• _WHAT THIS TASK INVOLVES_: Note how many lines in the entries below contain the string "screenshot", and answer with that number and no other text.

Data about app and page elements
[Start of section]
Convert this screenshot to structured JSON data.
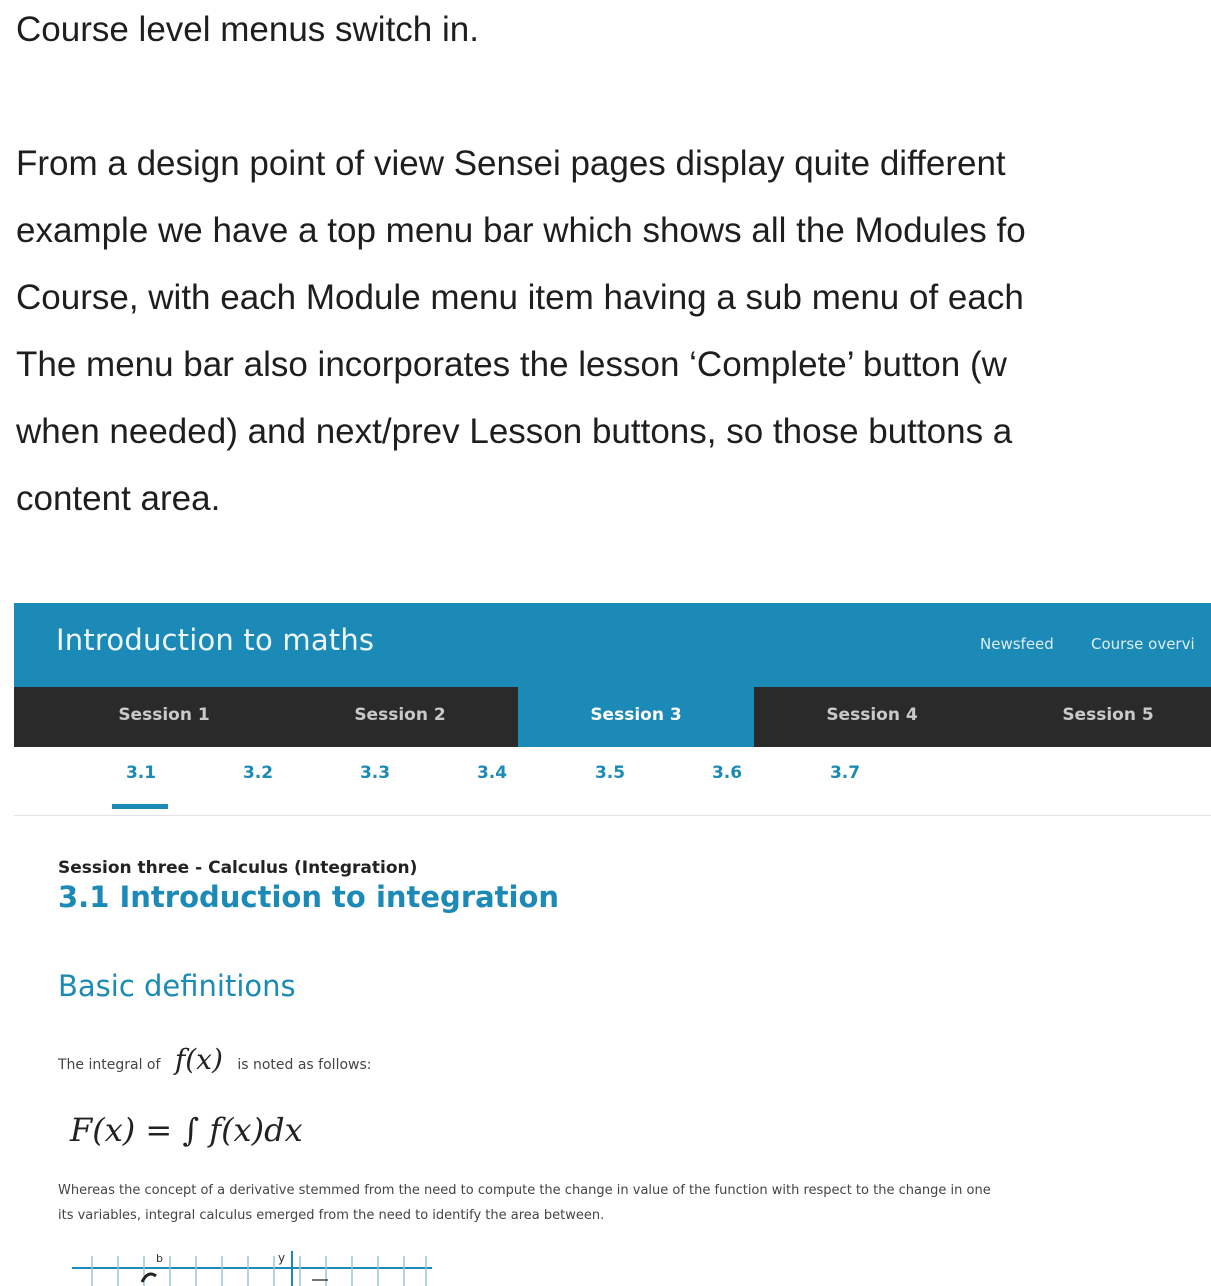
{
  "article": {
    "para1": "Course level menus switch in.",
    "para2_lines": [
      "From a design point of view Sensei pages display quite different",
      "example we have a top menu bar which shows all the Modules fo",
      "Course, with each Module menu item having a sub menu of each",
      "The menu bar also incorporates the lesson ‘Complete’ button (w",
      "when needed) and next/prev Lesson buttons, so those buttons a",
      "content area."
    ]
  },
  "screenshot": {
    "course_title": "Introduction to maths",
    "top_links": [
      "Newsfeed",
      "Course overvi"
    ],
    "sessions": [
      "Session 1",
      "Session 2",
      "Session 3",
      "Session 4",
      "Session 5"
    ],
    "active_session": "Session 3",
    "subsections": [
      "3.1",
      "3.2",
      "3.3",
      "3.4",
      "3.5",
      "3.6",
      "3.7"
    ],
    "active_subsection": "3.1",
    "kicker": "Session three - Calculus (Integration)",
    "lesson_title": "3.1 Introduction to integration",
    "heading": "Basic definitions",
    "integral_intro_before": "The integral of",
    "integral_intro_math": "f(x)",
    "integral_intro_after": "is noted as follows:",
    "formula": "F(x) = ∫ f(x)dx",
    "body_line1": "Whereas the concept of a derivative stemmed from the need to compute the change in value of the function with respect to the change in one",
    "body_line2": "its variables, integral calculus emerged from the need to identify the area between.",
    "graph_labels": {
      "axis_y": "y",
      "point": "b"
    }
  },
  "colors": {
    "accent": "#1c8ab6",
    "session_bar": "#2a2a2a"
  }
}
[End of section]
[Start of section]
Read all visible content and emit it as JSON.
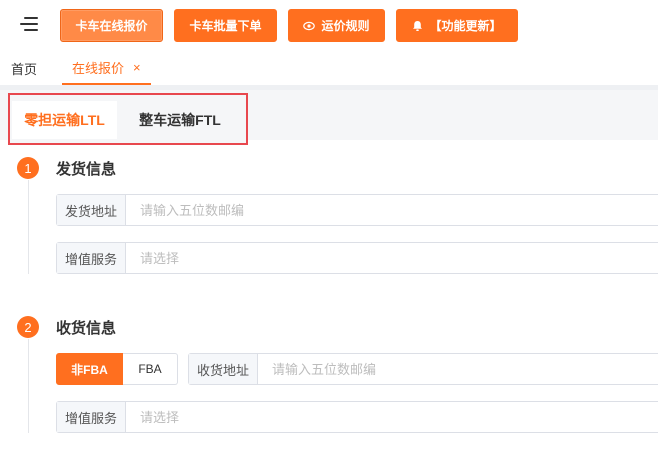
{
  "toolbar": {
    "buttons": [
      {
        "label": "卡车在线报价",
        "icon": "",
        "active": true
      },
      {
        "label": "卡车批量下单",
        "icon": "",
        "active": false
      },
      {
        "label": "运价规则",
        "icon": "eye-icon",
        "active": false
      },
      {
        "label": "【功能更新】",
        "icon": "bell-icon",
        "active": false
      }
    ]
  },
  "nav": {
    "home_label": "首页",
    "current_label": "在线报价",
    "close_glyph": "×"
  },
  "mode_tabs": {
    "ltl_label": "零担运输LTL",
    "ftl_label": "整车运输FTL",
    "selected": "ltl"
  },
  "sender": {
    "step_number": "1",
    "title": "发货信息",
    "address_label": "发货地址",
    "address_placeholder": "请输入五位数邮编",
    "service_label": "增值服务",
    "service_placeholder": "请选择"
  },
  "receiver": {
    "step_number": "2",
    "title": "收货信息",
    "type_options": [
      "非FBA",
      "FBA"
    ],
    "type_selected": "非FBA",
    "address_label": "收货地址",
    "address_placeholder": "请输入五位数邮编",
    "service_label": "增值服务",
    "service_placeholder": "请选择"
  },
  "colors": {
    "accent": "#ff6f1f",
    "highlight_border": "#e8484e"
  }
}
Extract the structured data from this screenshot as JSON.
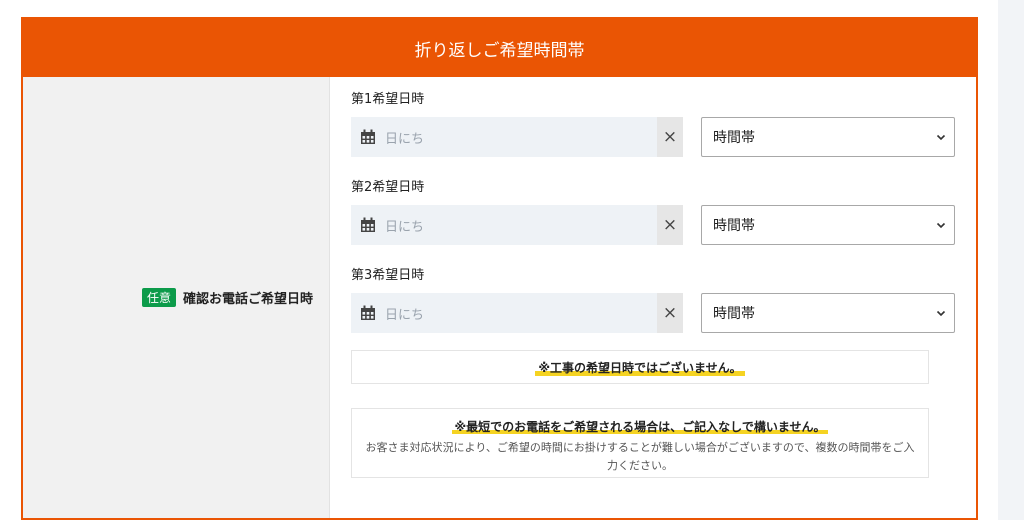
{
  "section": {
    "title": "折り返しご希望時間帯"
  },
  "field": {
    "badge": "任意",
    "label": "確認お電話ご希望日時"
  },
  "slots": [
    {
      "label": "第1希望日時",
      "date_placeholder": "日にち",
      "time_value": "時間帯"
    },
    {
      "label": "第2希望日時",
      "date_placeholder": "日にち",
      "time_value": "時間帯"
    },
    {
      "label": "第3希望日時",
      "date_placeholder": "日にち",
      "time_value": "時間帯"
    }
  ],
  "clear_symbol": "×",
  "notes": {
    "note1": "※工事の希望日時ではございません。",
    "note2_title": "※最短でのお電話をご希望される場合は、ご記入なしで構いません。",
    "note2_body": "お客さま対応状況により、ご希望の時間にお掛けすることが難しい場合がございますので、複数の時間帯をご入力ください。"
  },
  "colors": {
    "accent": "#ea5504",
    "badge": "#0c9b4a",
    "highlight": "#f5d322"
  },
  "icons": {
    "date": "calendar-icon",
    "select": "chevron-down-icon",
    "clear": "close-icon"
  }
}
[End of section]
• _RESPONSE TO THE EXERCISE_: 3